* **WHAT IS NEEDED**: Quote the entries below from the line with "Decode this image" through the line with "Parse this screenshot: output", both ends included, and only those lines.

(THE DATA)

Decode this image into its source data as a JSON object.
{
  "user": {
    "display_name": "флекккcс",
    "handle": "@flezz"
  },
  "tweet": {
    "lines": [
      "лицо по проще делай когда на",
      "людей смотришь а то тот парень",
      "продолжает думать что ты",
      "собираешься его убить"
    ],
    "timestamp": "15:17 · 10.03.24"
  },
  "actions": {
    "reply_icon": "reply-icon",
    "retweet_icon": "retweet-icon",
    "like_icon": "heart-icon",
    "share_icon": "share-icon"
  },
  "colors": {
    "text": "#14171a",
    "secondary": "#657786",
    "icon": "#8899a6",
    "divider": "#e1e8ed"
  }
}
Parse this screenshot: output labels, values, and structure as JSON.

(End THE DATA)
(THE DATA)

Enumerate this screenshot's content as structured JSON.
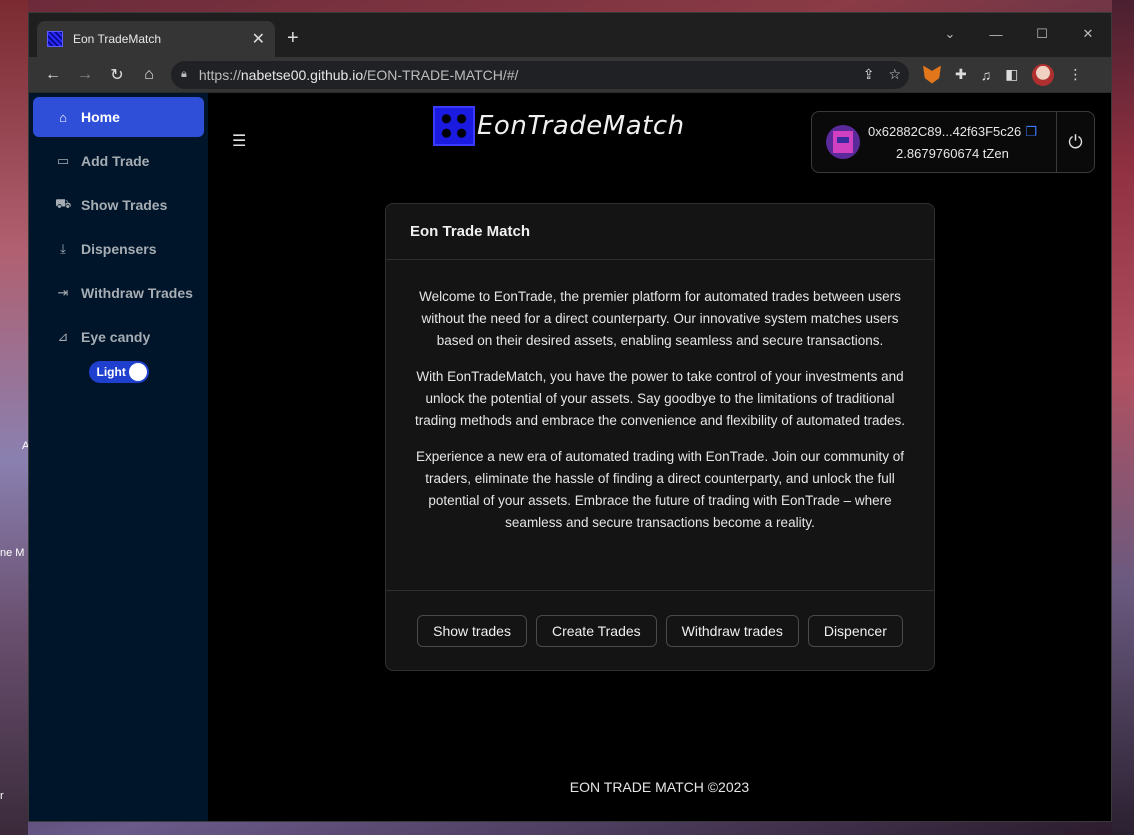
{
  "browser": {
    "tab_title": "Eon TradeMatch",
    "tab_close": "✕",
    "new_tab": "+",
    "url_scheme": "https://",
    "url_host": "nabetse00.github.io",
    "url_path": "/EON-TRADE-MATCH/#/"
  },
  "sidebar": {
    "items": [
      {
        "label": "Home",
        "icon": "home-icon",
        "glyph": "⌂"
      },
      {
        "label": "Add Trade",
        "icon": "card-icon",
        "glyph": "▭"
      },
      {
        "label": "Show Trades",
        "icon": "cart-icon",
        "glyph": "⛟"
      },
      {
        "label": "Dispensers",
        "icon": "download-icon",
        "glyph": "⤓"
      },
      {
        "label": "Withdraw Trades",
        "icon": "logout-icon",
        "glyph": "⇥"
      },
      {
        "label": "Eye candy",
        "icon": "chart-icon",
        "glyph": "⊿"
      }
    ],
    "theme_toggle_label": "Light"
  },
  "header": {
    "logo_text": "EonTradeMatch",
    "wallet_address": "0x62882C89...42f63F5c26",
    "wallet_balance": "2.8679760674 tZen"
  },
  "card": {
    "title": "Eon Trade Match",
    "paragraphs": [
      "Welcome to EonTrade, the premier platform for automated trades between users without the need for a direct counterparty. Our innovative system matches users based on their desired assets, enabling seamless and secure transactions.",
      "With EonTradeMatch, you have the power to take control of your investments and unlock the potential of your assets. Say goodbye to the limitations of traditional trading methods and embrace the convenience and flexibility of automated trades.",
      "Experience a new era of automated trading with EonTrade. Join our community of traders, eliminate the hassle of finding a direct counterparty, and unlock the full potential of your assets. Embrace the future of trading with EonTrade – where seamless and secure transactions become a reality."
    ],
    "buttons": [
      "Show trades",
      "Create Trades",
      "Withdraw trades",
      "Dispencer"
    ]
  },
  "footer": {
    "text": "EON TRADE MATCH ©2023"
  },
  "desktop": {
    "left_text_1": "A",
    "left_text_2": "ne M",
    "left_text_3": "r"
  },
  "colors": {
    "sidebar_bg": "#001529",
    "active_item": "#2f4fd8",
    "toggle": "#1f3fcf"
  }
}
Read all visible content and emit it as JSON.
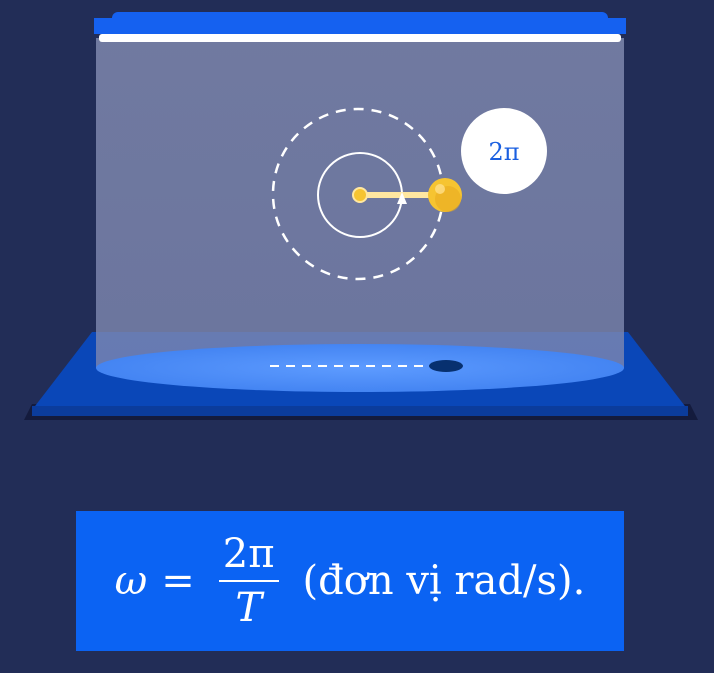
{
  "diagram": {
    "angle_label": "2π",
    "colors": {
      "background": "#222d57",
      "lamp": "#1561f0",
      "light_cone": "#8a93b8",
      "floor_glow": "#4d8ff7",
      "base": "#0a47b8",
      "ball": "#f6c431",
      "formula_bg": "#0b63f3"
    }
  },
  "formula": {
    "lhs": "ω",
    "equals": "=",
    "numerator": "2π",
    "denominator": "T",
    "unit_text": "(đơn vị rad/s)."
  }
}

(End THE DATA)

* **REPLY TO THE TASK**:
Decode this image into its source data as a JSON object.
{
  "user": {
    "display_name": "флекккcс",
    "handle": "@flezz"
  },
  "tweet": {
    "lines": [
      "лицо по проще делай когда на",
      "людей смотришь а то тот парень",
      "продолжает думать что ты",
      "собираешься его убить"
    ],
    "timestamp": "15:17 · 10.03.24"
  },
  "actions": {
    "reply_icon": "reply-icon",
    "retweet_icon": "retweet-icon",
    "like_icon": "heart-icon",
    "share_icon": "share-icon"
  },
  "colors": {
    "text": "#14171a",
    "secondary": "#657786",
    "icon": "#8899a6",
    "divider": "#e1e8ed"
  }
}
Parse this screenshot: output labels, values, and structure as JSON.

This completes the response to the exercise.